Records for processing

# # #

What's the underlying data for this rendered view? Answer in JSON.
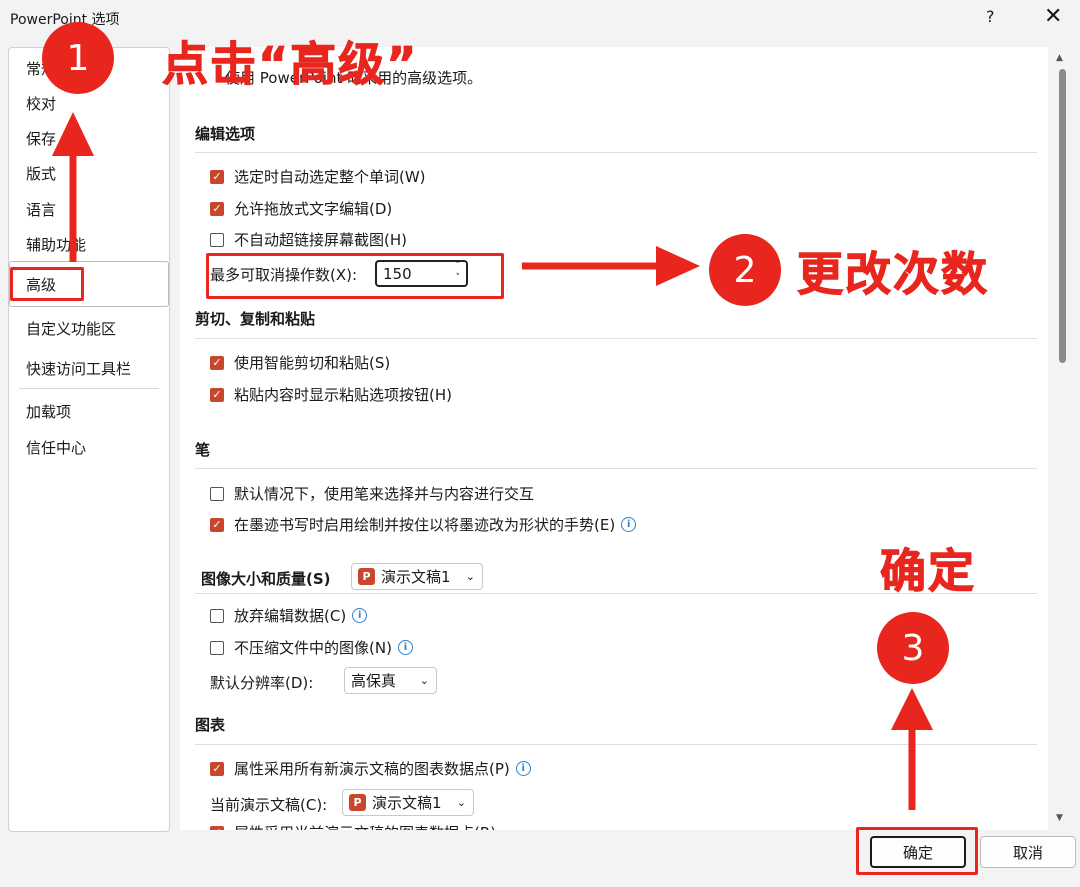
{
  "window": {
    "title": "PowerPoint 选项",
    "help": "?",
    "close": "✕"
  },
  "sidebar": {
    "items": [
      {
        "label": "常规"
      },
      {
        "label": "校对"
      },
      {
        "label": "保存"
      },
      {
        "label": "版式"
      },
      {
        "label": "语言"
      },
      {
        "label": "辅助功能"
      },
      {
        "label": "高级"
      },
      {
        "label": "自定义功能区"
      },
      {
        "label": "快速访问工具栏"
      },
      {
        "label": "加载项"
      },
      {
        "label": "信任中心"
      }
    ]
  },
  "content": {
    "header": "使用 PowerPoint 时采用的高级选项。",
    "editing": {
      "title": "编辑选项",
      "select_word": "选定时自动选定整个单词(W)",
      "drag_drop": "允许拖放式文字编辑(D)",
      "no_hyperlink": "不自动超链接屏幕截图(H)",
      "undo_label": "最多可取消操作数(X):",
      "undo_value": "150"
    },
    "cut_paste": {
      "title": "剪切、复制和粘贴",
      "smart_cut": "使用智能剪切和粘贴(S)",
      "paste_options": "粘贴内容时显示粘贴选项按钮(H)"
    },
    "pen": {
      "title": "笔",
      "default_pen": "默认情况下，使用笔来选择并与内容进行交互",
      "ink_shapes": "在墨迹书写时启用绘制并按住以将墨迹改为形状的手势(E)"
    },
    "image": {
      "title": "图像大小和质量(S)",
      "file": "演示文稿1",
      "discard": "放弃编辑数据(C)",
      "no_compress": "不压缩文件中的图像(N)",
      "resolution_label": "默认分辨率(D):",
      "resolution_value": "高保真"
    },
    "chart": {
      "title": "图表",
      "all_new": "属性采用所有新演示文稿的图表数据点(P)",
      "current_label": "当前演示文稿(C):",
      "current_file": "演示文稿1",
      "current_prop": "属性采用当前演示文稿的图表数据点(R)"
    }
  },
  "buttons": {
    "ok": "确定",
    "cancel": "取消"
  },
  "annotations": {
    "badge1": "1",
    "text1": "点击“高级”",
    "badge2": "2",
    "text2": "更改次数",
    "badge3": "3",
    "text3": "确定"
  },
  "icons": {
    "check": "✓",
    "info": "i",
    "ppt": "P",
    "chevron": "⌄"
  },
  "colors": {
    "accent": "#c8462b",
    "annotation": "#e8261e",
    "info": "#2f7fd1"
  }
}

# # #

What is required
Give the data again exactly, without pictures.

Solution for this problem
What's the underlying data for this rendered view? Answer in JSON.
{
  "window": {
    "title": "PowerPoint 选项",
    "help": "?",
    "close": "✕"
  },
  "sidebar": {
    "items": [
      {
        "label": "常规"
      },
      {
        "label": "校对"
      },
      {
        "label": "保存"
      },
      {
        "label": "版式"
      },
      {
        "label": "语言"
      },
      {
        "label": "辅助功能"
      },
      {
        "label": "高级"
      },
      {
        "label": "自定义功能区"
      },
      {
        "label": "快速访问工具栏"
      },
      {
        "label": "加载项"
      },
      {
        "label": "信任中心"
      }
    ]
  },
  "content": {
    "header": "使用 PowerPoint 时采用的高级选项。",
    "editing": {
      "title": "编辑选项",
      "select_word": "选定时自动选定整个单词(W)",
      "drag_drop": "允许拖放式文字编辑(D)",
      "no_hyperlink": "不自动超链接屏幕截图(H)",
      "undo_label": "最多可取消操作数(X):",
      "undo_value": "150"
    },
    "cut_paste": {
      "title": "剪切、复制和粘贴",
      "smart_cut": "使用智能剪切和粘贴(S)",
      "paste_options": "粘贴内容时显示粘贴选项按钮(H)"
    },
    "pen": {
      "title": "笔",
      "default_pen": "默认情况下，使用笔来选择并与内容进行交互",
      "ink_shapes": "在墨迹书写时启用绘制并按住以将墨迹改为形状的手势(E)"
    },
    "image": {
      "title": "图像大小和质量(S)",
      "file": "演示文稿1",
      "discard": "放弃编辑数据(C)",
      "no_compress": "不压缩文件中的图像(N)",
      "resolution_label": "默认分辨率(D):",
      "resolution_value": "高保真"
    },
    "chart": {
      "title": "图表",
      "all_new": "属性采用所有新演示文稿的图表数据点(P)",
      "current_label": "当前演示文稿(C):",
      "current_file": "演示文稿1",
      "current_prop": "属性采用当前演示文稿的图表数据点(R)"
    }
  },
  "buttons": {
    "ok": "确定",
    "cancel": "取消"
  },
  "annotations": {
    "badge1": "1",
    "text1": "点击“高级”",
    "badge2": "2",
    "text2": "更改次数",
    "badge3": "3",
    "text3": "确定"
  },
  "icons": {
    "check": "✓",
    "info": "i",
    "ppt": "P",
    "chevron": "⌄"
  },
  "colors": {
    "accent": "#c8462b",
    "annotation": "#e8261e",
    "info": "#2f7fd1"
  }
}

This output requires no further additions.